Chronic Leg Swelling

Chronic leg swelling is common and frequently not properly assessed in relation to underlying causes.

Some conditions resulting in leg swelling can be successfully treated with number of procedures.

Corrected diagnosis alleviates anxiety associated with chronically swollen legs and provides symptomatic relief.

Chronic leg swelling can lead towards permanent changes such as skin pigmentation or ulceration. Early diagnosis and treatment prevent inevitable progression and provide patients with better long term outcomes.

The first of two most common reasons for leg swelling is systemic disease affecting organs such as liver, kidneys, heart or thyroid gland. In these circumstances swelling is almost always bilateral (affecting both legs).

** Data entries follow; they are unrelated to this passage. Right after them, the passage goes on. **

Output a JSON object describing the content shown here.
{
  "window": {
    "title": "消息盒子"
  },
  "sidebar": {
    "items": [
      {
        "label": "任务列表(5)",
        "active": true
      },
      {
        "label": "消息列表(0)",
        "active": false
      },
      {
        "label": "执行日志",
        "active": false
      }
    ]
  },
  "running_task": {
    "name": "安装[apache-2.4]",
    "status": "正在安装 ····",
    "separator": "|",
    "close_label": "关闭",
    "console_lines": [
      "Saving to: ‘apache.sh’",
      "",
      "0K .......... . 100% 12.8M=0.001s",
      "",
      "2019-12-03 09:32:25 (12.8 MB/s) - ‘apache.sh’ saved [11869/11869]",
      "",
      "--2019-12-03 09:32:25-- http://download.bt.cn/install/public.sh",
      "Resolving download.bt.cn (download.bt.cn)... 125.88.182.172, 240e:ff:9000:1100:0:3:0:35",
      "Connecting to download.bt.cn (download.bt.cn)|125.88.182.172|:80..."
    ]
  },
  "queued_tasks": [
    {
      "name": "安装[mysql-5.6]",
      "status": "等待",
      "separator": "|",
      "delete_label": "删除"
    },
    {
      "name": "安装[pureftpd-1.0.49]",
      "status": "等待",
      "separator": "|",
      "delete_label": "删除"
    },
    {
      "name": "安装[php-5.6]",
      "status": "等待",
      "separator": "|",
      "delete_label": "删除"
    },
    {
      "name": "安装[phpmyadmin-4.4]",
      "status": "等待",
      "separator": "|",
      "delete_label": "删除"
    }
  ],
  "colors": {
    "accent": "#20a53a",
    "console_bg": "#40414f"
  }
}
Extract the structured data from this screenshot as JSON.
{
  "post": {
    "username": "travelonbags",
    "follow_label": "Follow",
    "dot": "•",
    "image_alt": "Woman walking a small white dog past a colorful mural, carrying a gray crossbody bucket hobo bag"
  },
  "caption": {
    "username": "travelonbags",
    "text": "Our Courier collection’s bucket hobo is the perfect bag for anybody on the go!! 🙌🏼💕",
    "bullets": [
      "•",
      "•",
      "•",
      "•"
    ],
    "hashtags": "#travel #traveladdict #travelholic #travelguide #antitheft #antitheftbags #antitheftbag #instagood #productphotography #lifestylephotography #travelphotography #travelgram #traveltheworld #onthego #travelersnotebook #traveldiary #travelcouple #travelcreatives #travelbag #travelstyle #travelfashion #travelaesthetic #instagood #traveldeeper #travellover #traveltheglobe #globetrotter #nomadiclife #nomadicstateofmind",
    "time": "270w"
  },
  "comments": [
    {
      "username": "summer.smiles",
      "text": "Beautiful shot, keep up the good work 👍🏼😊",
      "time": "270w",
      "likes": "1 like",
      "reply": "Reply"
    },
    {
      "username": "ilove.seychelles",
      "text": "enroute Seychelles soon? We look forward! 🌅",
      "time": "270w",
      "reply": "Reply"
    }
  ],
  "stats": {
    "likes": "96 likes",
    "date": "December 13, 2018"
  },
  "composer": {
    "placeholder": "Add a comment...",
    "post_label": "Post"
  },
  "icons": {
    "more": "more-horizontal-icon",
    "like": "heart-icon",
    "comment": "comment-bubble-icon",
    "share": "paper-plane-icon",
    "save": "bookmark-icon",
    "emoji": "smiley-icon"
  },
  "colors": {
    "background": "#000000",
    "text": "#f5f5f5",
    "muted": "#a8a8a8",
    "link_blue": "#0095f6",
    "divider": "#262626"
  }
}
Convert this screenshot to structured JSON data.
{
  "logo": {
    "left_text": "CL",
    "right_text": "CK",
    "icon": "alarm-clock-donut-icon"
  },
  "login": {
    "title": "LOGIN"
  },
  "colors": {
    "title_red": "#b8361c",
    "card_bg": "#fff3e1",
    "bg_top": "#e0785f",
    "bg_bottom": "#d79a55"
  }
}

The second group of conditions usually resulting in unilateral leg swelling (one leg affected) is related to three different aetiologies.


The most commonly encountered group of problems affecting between 2 and 9% of adult population.

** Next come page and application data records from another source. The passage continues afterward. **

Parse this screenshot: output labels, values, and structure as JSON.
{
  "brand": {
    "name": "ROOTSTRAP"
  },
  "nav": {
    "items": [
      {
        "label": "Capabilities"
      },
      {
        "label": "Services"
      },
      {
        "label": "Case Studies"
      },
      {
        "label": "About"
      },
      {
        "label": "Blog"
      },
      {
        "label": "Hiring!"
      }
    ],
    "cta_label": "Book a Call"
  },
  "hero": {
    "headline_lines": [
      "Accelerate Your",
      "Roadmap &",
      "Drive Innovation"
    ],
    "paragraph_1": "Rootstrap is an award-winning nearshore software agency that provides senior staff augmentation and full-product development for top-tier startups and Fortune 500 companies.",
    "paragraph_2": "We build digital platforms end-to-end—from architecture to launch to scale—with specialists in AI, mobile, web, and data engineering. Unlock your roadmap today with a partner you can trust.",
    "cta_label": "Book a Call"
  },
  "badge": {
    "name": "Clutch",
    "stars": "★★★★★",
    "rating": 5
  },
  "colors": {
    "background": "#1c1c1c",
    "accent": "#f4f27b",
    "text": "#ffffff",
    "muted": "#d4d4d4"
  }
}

Various causes of venous leg swelling include: varicose veins, deep venous incompetence, post DVT changes (Post-Thrombotic Syndrome, arterio-venous malformations).

The most common condition seen in our society is presence of superficial venous incompetence resulting in primary varicose veins formation.

Varicose veins affect 25-40% of the population. Advanced varicose veins resulting in permanent skin discoloration has prevalence of 5-10% whereas chronic venous ulceration affects up to 1% of our population. Risk of developing this condition raises significantly with age.

Advances in treatment of varicose veins allow treatment of this condition to be frequently provided on an outpatient basis. Endovascular options such as Radiofrequency Ablation (RFA), Laser Ablation (EVLT) or VenaSeal Procedure are associated with excellent outcomes and rapid recovery.


Lymphoedema is a progressive, chronic and very debilitating swelling that can affect upper and lower limbs. It frequently leads to distortion in shape and size associated with reduction in mobility and impaired function. This condition can commence in young adults and frequently affects one limb only involving toes and foot.